Hello from Cuernavaca – A presentation about ecology at the Newcomer’s Club Meeting
This morning I got up early and had a nice breakfast in the inner courtyard of La Nuestra. Shortly before 9 am Andie and I left for her monthly meeting of the Newcomers Club, a group of about 170 mostly English-speaking expatriates from all different countries who have settled in Cuernavaca. Andie Grater has been the president of this volunteer organization for the last 4 years.
We didn’t have to drive very far and arrived at an Episcopelian Church where several people were already setting up chairs and coffee for the monthly reunion. Two staff members from the American Consulate in Mexico City were setting up a table with information about taxation, voting and other issues relating specifically to US Citizens living in Mexico. The Newcomers Club often invites speakers or experts on topics related directly to the expatriate community.
I had a chance to speak with a few of the club members. There was a gentleman roughly in his late 50s who had emigrated from Israel three years ago and was now working in real estate and providing catering services for Middle Eastern foods. I also chatted with a young gentleman in his 30s who had emigrated from Poland and now had a wood-working company with his partner, making special wood toys that they sell throughout organic food stores in Mexico. Then I connected with a lady who was originally from Germany, and she and her husband have been working for a long time for a German charity helping blind people all over the world. She has lived all over Latin America as well as Pakistan.
Setting up the table for the American Consulate
Cuernavaca’s Newcomers Club is definitely a very interesting and diverse group of people. Most of the members I saw were in their 50s, 60s and up, although I saw a few younger people. The majority are retirees who have settled in Cuernavaca permanently.
After the initial refreshments were taken, the group settled in and Andie, as the President, made a variety of announcements. Then a lady by the name of Ana Gonzalez, talked about the special project run by an NGO called Caminamos Juntos para la Salud y el Desarollo (“Walking Together for Health and Development”). The project was founded by Susan Smith, a Canadian woman, who has adopted a very poor Mexican village. One of the greatest problems of this village is that its water has been contaminated with arsenic, so drinking water is a real issue. The people of this village are very poor, and every month Susan asks the Newcomers Club to donate different items, from pots and pans, to blankets, toys, school supplies and much more.
Then after a few more announcements, Bob Vockerath, a distinguished looking gentleman in his late seventies, originally from Vancouver, Canada, got up give a special presentation. He talked about several books he had read (Plan B and Limits to Growth) which talk about human impact on the planet and the sustainability of our human activities.
He talked about population growth, resources, industrial output, pollution etc. and showed several charts of projections of where our future might take us. Limits to Growth was first published in 1972 and several experts modeled the development of these key factors and projected them well into the 3rd millenium. From about 2050 onwards their models predict a stark drop in population as resources get depleted, pollution takes on an increasingly destructive level, and industrial output multiplies.
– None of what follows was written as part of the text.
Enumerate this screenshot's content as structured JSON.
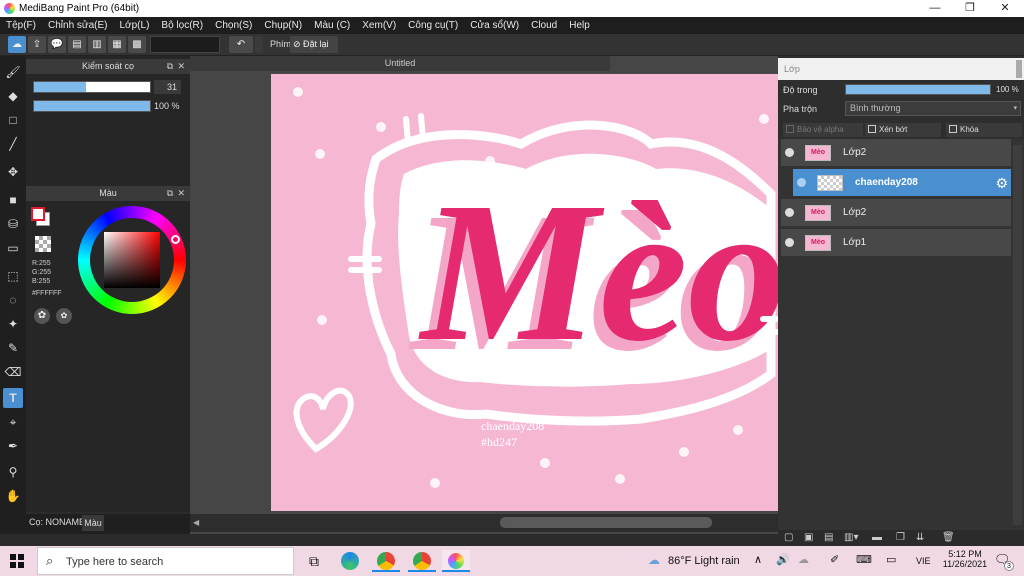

Andie Grater welcomes the crowd to the Newcomers Meeting
He mentioned some interesting statistics: between 1950 and 2000 the global population increased from about 2.5 billion to 6.1 billion. Average incomes tripled and so did the demand for grain. Economic output multiplied 6.6 times from $7 trillion annually to $46 trillion. The demand for grain is interesting because 1 ton of beef, for example, takes 10 tons of grain to produce, a very resource-intensive form of food production.
Bob Vockerath also went into a brief description of the book Plan B and that its author expounds on 6 basic social goals:
1. Basic universal – primary education
2. Adult literacy programs
3. Family planning
4. School lunches
5. Assisting pre-schoolers
6. Universal basic health care
In addition these social goals are supplemented by earth restoration goals:
2. Protection topsoil on croplands
3. Restoring rangelands
4. Restoring fisheries
5. Protecting biodiversity
6. Stabilizing the water table.
Social goals and earth restoration together are forecast to cost an additional $191 million per year over and above what is being spent already.
This contrasts to annual military spending of $975 billion, apparently in the US alone every year $475 billion are spent on defense. So if we simply reallocated our spending we would be in a position to effect tremendous social and environmental change for the better.
A lecture on global population growth and sustainability
The crowd in the room was listening attentively and asked many questions. I was really impressed by this meeting since many people in the audience were in their 60 all the way into their late 80s or beyond and they showed such a strong interest in this topic although the future consequences of these issues will have a much stronger affect on their grand and great-grand children.
As someone with an interest in ecological issues, I found this presentation very informative and concluded that the immigrant community in Cuernavaca is involved in some pretty interesting things…